#### Explanation:

The first thing you need to do here is to convert the number of molecules of sulfur dioxide to *moles* by using **Avogadro's constant**

#color(blue)(ul(color(black)("1 mole SO"_2 = 6.022 * 10^(23)color(white)(.)"molecules SO"_2)))#

In your case, the sample will contain

#1 * 10^(22) color(red)(cancel(color(black)("molecules SO"_2))) * "1 mole SO"_2/(6.022 * 10^(23)color(red)(cancel(color(black)("molecules SO"_2))))#

# = "0.0166 moles SO"_2#

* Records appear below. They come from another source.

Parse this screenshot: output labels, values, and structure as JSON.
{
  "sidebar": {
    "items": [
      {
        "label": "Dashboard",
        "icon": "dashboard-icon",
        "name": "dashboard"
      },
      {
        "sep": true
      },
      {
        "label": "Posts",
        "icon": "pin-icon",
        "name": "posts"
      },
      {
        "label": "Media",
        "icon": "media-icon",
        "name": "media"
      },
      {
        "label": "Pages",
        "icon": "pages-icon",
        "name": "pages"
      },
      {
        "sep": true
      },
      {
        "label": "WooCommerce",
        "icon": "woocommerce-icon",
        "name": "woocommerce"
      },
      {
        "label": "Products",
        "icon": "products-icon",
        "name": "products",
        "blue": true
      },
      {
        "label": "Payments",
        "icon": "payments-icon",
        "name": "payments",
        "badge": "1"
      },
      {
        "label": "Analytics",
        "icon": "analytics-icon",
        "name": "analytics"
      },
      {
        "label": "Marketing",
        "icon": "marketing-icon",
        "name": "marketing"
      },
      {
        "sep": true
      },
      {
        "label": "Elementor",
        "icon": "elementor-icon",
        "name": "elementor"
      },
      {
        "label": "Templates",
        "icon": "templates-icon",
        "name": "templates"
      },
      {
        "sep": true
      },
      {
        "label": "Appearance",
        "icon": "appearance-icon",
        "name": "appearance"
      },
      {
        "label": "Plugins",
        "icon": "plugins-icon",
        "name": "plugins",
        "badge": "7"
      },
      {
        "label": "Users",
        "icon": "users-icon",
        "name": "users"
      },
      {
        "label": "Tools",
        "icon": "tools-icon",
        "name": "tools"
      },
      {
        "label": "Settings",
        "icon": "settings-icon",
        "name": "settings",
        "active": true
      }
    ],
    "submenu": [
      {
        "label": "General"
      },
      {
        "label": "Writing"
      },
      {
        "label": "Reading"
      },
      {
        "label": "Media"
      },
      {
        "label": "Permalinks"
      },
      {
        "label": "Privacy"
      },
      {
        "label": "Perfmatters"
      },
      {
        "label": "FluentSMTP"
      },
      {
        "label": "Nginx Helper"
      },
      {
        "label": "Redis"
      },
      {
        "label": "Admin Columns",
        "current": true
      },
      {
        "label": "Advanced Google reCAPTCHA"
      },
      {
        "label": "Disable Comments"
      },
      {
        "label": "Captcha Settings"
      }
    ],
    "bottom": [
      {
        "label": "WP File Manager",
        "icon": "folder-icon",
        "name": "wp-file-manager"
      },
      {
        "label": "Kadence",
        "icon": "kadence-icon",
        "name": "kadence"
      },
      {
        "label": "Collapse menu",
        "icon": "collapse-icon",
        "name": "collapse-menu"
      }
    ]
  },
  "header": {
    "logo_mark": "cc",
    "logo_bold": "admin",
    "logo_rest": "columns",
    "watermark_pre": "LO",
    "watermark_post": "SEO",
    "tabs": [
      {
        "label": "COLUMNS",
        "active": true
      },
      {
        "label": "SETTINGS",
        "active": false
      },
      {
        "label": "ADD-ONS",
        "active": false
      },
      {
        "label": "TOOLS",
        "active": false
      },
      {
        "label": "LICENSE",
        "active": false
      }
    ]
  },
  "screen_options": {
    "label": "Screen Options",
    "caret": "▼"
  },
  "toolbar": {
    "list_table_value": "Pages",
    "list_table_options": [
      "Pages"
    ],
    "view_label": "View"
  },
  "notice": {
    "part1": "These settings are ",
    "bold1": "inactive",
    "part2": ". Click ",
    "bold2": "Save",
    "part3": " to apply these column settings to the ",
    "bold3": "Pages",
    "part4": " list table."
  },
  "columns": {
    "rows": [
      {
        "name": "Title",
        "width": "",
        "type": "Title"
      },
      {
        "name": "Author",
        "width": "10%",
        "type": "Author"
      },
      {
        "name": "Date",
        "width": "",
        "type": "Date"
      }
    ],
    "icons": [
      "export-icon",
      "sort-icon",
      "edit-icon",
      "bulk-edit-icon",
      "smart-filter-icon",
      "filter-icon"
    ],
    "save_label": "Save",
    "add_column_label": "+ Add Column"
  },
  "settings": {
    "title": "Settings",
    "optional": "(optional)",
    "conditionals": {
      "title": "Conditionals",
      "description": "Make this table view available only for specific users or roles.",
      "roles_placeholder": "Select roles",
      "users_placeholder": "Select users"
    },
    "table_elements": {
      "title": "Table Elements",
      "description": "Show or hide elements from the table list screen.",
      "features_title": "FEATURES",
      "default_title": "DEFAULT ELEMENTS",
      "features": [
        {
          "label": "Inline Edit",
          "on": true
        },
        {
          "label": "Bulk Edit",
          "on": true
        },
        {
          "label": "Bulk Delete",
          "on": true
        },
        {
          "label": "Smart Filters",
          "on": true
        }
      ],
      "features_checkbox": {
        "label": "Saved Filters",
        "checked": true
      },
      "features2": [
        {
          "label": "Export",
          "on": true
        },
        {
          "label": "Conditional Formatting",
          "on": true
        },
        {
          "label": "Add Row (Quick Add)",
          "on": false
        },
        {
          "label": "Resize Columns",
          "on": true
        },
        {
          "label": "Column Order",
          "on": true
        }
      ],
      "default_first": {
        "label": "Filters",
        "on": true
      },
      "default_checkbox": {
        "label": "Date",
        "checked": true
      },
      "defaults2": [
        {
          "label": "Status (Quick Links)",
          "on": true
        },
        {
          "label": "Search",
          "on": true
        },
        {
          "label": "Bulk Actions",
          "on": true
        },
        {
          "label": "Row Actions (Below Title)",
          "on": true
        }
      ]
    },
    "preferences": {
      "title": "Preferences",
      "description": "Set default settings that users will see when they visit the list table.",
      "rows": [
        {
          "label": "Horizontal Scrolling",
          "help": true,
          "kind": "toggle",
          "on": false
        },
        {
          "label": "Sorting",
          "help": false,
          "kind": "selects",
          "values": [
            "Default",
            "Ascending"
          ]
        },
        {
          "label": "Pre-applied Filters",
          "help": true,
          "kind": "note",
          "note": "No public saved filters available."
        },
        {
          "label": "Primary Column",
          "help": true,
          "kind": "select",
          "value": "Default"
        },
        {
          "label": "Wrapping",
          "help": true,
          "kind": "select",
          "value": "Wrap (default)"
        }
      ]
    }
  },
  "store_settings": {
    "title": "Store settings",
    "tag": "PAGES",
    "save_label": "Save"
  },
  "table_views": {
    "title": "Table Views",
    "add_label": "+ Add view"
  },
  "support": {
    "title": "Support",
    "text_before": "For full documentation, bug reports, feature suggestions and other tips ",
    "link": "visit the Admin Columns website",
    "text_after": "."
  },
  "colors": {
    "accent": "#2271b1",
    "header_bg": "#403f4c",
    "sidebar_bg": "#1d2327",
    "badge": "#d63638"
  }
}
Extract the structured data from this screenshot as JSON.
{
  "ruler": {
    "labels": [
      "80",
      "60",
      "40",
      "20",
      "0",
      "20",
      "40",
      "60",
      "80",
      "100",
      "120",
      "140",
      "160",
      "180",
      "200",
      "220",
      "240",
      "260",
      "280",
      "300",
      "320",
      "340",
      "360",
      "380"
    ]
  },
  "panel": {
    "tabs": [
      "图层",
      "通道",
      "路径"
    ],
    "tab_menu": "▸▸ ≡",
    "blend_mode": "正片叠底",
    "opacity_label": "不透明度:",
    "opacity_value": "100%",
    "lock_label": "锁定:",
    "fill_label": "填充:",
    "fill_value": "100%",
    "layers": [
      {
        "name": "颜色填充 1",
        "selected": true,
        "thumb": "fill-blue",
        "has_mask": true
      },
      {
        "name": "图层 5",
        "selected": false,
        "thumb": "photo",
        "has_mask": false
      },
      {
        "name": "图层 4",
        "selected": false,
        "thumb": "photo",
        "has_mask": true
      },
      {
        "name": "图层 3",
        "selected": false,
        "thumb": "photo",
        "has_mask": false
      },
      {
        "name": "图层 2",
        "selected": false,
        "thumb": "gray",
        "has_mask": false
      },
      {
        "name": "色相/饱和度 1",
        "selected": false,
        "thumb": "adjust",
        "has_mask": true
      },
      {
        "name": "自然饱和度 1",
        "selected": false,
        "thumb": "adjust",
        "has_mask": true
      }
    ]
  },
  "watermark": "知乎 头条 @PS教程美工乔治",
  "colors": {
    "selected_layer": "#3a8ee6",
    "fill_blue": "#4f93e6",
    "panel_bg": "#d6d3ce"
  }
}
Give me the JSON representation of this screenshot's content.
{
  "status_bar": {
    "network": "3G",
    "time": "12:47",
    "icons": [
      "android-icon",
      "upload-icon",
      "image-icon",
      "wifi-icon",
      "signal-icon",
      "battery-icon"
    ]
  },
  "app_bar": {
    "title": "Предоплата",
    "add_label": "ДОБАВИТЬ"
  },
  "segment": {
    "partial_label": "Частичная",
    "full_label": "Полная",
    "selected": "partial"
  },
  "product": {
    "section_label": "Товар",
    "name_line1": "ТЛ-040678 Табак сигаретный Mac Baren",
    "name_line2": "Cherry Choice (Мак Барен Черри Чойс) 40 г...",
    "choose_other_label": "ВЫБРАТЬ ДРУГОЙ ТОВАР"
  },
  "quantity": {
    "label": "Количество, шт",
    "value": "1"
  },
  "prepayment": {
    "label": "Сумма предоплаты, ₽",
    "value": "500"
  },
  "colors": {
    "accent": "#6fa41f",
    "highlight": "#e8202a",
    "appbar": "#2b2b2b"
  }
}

Next, use the **ideal gas law equation** to find the pressure of the gas *in atmospheres*.

#color(blue)(ul(color(black)(PV = nRT)))#

Here

#P# is the pressure of the gas#V# is the volume it occupies#n# is the number of moles of gas present in the sample#R# is theuniversal gas constant, equal to#0.0821("atm L")/("mol K")# #T# is theabsolute temperatureof the gas

The most important thing to do now is to make sure that the units you have for the amount of gas present in the sample, the volume of the gas, and its temperature **match** the units used in the expression of the universal gas constant.

Rearrange to solve for

#PV = nRT implies P = (nRT)/V#

Plug in your values to find the pressure of the gas -- keep in mind that you **must** convert the temperature from *degrees Celsius* to *Kelvin*

#P = (0.0166 color(red)(cancel(color(black)("moles"))) * 0.0821("atm" * color(red)(cancel(color(black)("L"))))/(color(red)(cancel(color(black)("mol"))) * color(red)(cancel(color(black)("K")))) * (273.15 + 27)color(red)(cancel(color(black)("K"))))/(2.5color(red)(cancel(color(black)("L"))))#

#P = "0.164 atm"#

Finally, convert this to *pascals* by using the conversion factor

#color(blue)(ul(color(black)("1 atm = 101,325 Pa")))#

You will end up with

#0.164 color(red)(cancel(color(black)("atm"))) * "101,325 Pa"/(1color(red)(cancel(color(black)("atm")))) = color(darkgreen)(ul(color(black)("17,000 Pa")))#

I'll leave the answer rounded to two **sig figs**, but keep in mind that you only have one significant figure for the number of molecules of sulfur dioxide.